WASHINGTON (AP) – The US Labour Department reported Tuesday that about 168 million children, aged five to seven, who are working around the world last year, about half of them in hazardous jobs.
The report on child labour in 140 countries called this an improvement from previous years. But while the decline is a move in the right direction, 10 per cent of the world’s children still are being forced to work rather than go to school, the department said.
Labour Secretary Thomas Perez says the world needs to do more to address the issue. The report doesn’t include the United States or countries in Western Europe.
“This report shines a light on the estimated 168 million children around the world who toil in the shadows – crawling underground in mine shafts, sewing in textile factories or serving in households as domestic workers,” Perez said. “We are seeing more countries take action to address the issue, but the world can and must do more to accelerate these efforts. When children are learning rather than working, families flourish, economies grow and nations prosper.”
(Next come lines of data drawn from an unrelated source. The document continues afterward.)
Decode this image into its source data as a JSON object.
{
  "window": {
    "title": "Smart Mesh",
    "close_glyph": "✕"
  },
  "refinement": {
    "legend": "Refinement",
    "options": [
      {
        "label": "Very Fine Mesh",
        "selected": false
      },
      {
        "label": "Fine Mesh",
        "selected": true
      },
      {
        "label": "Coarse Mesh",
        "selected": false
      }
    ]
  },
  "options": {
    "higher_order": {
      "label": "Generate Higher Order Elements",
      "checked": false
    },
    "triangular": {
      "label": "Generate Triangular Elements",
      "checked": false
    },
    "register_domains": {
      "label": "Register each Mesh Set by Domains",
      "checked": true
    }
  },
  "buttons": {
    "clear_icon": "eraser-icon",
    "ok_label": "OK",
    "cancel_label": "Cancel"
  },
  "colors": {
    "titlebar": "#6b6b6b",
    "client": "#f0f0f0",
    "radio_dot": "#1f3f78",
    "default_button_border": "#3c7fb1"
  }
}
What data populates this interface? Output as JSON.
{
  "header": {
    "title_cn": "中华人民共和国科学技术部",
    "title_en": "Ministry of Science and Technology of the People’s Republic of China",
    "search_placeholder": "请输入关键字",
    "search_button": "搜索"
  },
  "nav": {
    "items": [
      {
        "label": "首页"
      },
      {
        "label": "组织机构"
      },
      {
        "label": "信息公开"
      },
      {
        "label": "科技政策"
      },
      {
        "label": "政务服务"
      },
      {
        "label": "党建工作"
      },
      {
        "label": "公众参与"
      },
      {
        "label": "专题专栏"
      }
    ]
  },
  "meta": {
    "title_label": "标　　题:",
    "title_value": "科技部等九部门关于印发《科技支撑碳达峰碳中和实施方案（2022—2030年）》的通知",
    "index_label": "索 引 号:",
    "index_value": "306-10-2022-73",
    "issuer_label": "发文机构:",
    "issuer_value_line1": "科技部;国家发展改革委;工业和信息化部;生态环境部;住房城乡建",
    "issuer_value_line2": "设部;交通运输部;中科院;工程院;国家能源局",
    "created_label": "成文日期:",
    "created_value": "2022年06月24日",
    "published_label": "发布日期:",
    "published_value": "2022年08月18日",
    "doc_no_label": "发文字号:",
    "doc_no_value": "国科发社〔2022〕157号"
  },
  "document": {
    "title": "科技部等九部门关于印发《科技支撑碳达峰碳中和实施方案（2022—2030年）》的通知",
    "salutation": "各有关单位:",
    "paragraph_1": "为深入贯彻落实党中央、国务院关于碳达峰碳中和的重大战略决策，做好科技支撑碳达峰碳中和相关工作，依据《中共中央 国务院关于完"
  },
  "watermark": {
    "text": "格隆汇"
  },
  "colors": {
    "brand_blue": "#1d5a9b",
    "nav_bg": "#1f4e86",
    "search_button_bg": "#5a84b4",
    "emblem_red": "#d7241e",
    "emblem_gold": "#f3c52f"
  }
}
Of the 168 million child workers, 85 million of them work at hazardous jobs, the agency said.